··· Material for the task
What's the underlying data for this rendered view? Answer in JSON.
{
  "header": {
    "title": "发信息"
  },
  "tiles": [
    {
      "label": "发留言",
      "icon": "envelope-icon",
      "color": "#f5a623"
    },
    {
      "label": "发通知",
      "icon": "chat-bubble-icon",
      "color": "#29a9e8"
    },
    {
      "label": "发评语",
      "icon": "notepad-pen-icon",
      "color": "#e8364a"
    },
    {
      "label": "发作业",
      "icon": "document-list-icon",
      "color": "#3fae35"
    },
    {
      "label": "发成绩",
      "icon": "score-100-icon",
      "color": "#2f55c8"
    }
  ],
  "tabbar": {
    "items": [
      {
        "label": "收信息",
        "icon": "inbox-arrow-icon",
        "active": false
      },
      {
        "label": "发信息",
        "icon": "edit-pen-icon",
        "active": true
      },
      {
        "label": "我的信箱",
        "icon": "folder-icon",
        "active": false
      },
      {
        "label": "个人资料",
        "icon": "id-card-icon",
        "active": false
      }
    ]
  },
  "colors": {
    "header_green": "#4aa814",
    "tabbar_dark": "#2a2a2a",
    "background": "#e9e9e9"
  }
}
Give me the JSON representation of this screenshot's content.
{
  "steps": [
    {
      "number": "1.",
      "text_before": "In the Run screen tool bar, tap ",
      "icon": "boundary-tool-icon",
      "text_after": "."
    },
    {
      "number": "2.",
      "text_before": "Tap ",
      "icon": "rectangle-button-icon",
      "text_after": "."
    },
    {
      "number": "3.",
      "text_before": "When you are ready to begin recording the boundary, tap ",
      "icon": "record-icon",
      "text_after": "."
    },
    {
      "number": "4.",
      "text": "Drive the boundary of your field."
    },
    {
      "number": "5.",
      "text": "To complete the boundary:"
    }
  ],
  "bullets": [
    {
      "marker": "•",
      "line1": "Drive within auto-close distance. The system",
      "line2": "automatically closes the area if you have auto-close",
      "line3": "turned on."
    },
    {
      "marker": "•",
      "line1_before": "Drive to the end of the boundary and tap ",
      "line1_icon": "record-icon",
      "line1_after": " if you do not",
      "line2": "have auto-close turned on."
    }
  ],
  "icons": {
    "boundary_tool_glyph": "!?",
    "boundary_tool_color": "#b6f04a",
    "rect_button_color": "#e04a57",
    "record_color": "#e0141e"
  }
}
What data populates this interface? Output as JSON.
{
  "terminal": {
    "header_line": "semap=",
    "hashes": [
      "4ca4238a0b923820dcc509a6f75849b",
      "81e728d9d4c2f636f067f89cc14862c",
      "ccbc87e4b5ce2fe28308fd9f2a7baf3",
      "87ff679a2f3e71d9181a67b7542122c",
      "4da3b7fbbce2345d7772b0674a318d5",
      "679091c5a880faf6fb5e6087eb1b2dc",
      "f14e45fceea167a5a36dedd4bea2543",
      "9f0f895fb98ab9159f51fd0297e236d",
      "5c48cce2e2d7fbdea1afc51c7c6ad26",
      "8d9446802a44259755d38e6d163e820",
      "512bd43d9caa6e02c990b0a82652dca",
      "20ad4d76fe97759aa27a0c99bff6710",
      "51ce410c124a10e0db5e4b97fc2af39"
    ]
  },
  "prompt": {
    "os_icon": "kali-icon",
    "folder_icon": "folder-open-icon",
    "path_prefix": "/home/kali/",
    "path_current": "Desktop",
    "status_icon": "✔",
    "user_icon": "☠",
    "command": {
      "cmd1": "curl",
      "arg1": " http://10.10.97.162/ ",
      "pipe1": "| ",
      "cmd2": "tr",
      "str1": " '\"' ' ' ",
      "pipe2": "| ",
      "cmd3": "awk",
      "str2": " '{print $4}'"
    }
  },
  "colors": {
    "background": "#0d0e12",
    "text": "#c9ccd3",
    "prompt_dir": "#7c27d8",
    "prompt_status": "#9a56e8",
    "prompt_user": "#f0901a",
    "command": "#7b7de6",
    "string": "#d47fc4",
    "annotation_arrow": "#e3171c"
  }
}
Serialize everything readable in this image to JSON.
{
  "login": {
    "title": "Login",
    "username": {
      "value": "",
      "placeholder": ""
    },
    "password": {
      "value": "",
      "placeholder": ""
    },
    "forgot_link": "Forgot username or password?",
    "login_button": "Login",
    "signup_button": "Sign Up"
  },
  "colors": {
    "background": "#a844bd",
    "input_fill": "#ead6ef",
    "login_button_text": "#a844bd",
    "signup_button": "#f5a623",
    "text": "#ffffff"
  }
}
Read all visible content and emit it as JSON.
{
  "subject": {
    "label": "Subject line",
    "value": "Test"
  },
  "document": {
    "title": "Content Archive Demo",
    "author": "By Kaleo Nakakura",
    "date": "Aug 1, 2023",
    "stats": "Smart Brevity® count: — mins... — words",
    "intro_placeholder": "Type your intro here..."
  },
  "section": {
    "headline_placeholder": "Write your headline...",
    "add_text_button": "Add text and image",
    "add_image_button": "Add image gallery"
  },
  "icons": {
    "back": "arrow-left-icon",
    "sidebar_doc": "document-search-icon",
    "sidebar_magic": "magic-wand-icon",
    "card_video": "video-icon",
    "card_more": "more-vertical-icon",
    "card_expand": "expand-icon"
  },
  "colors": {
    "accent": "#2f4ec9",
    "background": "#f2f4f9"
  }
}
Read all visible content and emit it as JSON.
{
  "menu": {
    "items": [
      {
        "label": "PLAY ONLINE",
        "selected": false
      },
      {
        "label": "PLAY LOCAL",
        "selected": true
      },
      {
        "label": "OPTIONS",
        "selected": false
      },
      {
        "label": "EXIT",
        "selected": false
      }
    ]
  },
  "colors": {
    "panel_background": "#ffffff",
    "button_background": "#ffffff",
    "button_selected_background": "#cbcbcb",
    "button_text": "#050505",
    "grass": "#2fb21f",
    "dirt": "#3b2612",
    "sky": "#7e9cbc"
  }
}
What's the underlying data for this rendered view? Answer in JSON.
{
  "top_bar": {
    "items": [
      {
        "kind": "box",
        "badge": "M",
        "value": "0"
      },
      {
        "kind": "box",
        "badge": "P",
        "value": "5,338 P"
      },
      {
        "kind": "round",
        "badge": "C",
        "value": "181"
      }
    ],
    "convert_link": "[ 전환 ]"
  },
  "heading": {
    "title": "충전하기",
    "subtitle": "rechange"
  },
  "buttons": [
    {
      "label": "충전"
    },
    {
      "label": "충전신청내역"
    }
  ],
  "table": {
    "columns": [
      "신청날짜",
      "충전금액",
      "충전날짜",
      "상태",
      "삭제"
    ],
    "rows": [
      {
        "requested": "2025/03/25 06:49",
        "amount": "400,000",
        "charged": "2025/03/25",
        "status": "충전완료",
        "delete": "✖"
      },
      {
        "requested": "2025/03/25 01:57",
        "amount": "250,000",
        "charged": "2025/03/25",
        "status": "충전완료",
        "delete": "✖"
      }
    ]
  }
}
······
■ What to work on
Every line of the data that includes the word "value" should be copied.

■ Output of the exercise
      "value": "",
      "value": "",
    "value": "Test"
        "value": "0"
        "value": "5,338 P"
        "value": "181"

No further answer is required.